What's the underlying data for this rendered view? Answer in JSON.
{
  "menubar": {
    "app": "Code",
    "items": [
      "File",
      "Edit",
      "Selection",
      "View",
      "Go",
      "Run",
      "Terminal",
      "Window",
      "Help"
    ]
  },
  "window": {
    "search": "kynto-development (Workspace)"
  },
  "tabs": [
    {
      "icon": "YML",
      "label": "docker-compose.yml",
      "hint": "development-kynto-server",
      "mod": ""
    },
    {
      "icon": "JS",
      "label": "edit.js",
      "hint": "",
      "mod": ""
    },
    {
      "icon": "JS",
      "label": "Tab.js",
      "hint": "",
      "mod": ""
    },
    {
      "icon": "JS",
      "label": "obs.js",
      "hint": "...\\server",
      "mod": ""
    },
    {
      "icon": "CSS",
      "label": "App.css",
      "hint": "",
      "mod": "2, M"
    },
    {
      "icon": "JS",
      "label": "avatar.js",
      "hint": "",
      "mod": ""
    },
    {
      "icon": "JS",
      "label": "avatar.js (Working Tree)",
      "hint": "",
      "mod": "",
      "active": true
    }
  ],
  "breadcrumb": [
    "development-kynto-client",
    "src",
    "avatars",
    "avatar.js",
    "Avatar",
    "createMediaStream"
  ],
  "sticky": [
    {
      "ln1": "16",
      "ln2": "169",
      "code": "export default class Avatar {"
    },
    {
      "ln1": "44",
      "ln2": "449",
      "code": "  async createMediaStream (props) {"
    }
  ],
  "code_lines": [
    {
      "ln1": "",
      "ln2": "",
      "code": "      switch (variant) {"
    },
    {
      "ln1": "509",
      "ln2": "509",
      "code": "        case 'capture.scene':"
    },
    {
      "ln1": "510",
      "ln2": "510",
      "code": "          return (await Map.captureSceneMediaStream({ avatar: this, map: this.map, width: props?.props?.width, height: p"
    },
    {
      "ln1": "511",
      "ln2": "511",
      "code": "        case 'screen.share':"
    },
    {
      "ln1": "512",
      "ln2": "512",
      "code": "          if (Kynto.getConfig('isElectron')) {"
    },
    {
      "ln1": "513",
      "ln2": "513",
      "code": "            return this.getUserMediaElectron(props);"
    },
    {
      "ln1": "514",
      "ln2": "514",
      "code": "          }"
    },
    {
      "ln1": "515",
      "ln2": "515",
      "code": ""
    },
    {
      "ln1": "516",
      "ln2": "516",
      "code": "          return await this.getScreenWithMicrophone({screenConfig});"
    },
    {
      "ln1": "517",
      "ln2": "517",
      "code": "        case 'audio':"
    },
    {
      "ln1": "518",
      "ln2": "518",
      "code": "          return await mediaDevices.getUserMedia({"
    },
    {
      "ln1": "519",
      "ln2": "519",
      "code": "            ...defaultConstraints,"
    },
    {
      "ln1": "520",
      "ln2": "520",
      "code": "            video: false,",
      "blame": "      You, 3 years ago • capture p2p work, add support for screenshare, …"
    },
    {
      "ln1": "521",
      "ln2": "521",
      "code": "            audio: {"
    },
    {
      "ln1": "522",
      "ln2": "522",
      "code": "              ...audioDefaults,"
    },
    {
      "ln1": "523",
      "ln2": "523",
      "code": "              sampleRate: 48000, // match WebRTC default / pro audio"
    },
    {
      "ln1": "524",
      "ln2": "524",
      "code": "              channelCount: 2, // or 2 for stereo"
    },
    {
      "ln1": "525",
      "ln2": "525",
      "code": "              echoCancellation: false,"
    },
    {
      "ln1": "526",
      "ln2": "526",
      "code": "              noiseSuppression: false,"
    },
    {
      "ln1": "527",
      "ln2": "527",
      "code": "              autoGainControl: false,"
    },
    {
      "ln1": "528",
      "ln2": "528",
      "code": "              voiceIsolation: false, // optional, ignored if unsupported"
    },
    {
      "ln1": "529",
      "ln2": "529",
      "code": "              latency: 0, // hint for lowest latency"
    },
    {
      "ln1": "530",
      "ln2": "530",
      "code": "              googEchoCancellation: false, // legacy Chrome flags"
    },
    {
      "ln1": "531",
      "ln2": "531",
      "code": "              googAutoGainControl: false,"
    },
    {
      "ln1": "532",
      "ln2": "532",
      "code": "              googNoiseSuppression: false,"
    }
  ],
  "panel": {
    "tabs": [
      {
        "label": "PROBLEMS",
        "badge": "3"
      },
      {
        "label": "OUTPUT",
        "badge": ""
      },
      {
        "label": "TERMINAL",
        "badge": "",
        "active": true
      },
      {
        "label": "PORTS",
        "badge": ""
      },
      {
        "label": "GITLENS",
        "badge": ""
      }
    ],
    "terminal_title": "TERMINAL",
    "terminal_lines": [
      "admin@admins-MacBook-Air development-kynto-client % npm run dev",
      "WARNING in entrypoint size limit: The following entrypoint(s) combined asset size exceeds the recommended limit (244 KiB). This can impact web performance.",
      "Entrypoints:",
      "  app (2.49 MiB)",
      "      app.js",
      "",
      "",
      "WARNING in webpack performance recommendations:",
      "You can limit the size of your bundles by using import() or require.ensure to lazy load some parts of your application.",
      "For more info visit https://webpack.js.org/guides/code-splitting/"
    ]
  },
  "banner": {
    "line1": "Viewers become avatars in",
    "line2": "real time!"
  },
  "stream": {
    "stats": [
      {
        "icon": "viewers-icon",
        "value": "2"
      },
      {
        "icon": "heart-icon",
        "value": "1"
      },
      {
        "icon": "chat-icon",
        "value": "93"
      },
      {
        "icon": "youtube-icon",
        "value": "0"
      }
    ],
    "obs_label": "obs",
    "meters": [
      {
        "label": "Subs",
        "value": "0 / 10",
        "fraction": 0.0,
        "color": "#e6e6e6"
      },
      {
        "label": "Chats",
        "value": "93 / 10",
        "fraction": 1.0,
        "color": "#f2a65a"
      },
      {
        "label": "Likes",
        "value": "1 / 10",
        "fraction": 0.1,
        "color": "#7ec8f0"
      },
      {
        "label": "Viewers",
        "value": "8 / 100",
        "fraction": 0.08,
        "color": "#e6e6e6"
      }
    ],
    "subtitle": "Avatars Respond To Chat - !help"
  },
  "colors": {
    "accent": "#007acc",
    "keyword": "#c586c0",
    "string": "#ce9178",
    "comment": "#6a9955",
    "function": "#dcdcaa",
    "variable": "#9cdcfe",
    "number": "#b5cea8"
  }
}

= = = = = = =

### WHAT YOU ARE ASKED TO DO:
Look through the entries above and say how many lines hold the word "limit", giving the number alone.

### SOLUTION BELOW:
2